Oklahoma cornerback Jordan Thomas failed to appear for a scheduled court appearance for a speeding violation, and for that he was arrested Saturday night. He remained in jail Sunday morning, according to a report from Tulsa World.
Thomas was given a speeding ticket on July 24 after being caught speeding 94 miles per hour in a 75 MPH zone. The Oklahoma Highway Patrol gave Thomas a ticket, with the payment due on August 5. His license was also suspended on October 1 after no payment for the ticket was received. The bench warrant for his arrest due to failure to appear for the violation was issued on November 19. The unpaid fine continued to escalate in price, reaching a reported $321.50.
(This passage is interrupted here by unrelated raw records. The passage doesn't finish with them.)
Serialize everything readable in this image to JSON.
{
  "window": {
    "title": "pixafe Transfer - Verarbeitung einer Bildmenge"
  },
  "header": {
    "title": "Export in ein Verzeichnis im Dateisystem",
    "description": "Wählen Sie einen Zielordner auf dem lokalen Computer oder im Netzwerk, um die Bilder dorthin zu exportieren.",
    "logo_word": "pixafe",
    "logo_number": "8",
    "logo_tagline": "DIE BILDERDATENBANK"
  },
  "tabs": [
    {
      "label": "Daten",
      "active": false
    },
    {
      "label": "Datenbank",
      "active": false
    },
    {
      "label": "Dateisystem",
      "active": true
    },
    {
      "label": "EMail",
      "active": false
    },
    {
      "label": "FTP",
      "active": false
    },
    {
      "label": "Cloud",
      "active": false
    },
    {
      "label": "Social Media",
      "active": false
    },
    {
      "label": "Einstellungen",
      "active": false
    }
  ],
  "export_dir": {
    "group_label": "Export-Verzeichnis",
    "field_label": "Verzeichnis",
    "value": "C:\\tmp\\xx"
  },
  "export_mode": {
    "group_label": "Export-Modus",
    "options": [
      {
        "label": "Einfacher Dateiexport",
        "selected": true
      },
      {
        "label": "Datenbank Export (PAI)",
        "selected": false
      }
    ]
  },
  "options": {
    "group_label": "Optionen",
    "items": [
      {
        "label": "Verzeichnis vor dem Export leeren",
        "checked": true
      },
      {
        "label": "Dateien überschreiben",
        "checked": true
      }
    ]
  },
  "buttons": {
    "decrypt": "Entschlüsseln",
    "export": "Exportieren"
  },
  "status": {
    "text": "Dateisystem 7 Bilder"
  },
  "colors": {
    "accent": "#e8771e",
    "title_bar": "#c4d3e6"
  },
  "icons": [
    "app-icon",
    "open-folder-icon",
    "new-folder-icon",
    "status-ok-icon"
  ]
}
With Oklahoma preparing for Clemson in the first round of the College Football Playoff, this is certainly not a welcomed distraction for Bob Stoops and the rest of the program. This is not even the first time Thomas has been a distraction off the field this season. Thomas had previously been suspended twice for unspecified violations of team rules. He missed playing time in two September games.
Thomas was second on the Oklahoma defense this season with five interceptions, including one returned for a touchdown. Thomas also notched 44 tackles and broke up four passes for the Oklahoma defense. His status with the team now remains unknown.
The takeaway here? First, don’t speed. Second, if you do speed and get caught, pay your ticket. It is a whole lot easier that way.
Big plays have been the key to a big first half for No. 3 Oklahoma in Stillwater. A 59-yard kickoff return to the Oklahoma State four-yard line set up Oklahoma’s first touchdown of a wild first half, and running backs Samaje Perine (68 yards) and Joe Mixon (66 yards) have ripped off long touchdown runs against No. 11 Oklahoma State and the Sooners hold a 44-20 lead on their in-state rivals at halftime.
Oklahoma’s first three touchdown drives all needed four plays or fewer, but the Sooners also showed it could work a drive and finish it off with a score as well. The Sooners put together a 12-play drive spanning 80 yards, with Baker Mayfield capping things off with a five-yard touchdown pass to Dimitri Flowers. Mayfield connected earlier with Sterling Shepard. Oklahoma State’s lone touchdown of the half came on a J.W. Walsh touchdown pass to Jhajuan Seales from 26 yards out. Walsh got the start instead of an injured Mason Rudolph. Rudolph sprained his ankle, but he did enter the game late in the first half as the Cowboys attempted to spark the passing game. Walsh was 13-of-19 for 133 yards and a touchdown before Rudolph entered the game. It did not go so well, as Rudolph was picked off by Jordan Thomas, who returned the interception 32 yards for a touchdown, giving Oklahoma a commanding 35-10 lead.
Just how bad of a half was this for Oklahoma State? It turns out it was the worst first half in over a decade.
Whichever team wins this game will be awarded the Big 12 championship. That was made clear when Baylor was upset by TCU last night in soggy Fort Worth, Texas. For Oklahoma, a win also likely secures a spot in the College Football Playoff despite being off next week. Oklahoma State may need a few more bounces to go their way given the most recent standings, but it would certainly be within reach if the Cowboys can beattle back to grab the win. Stopping Oklahoma’s offense to makr that happen may not be easy though given how the firts half played out.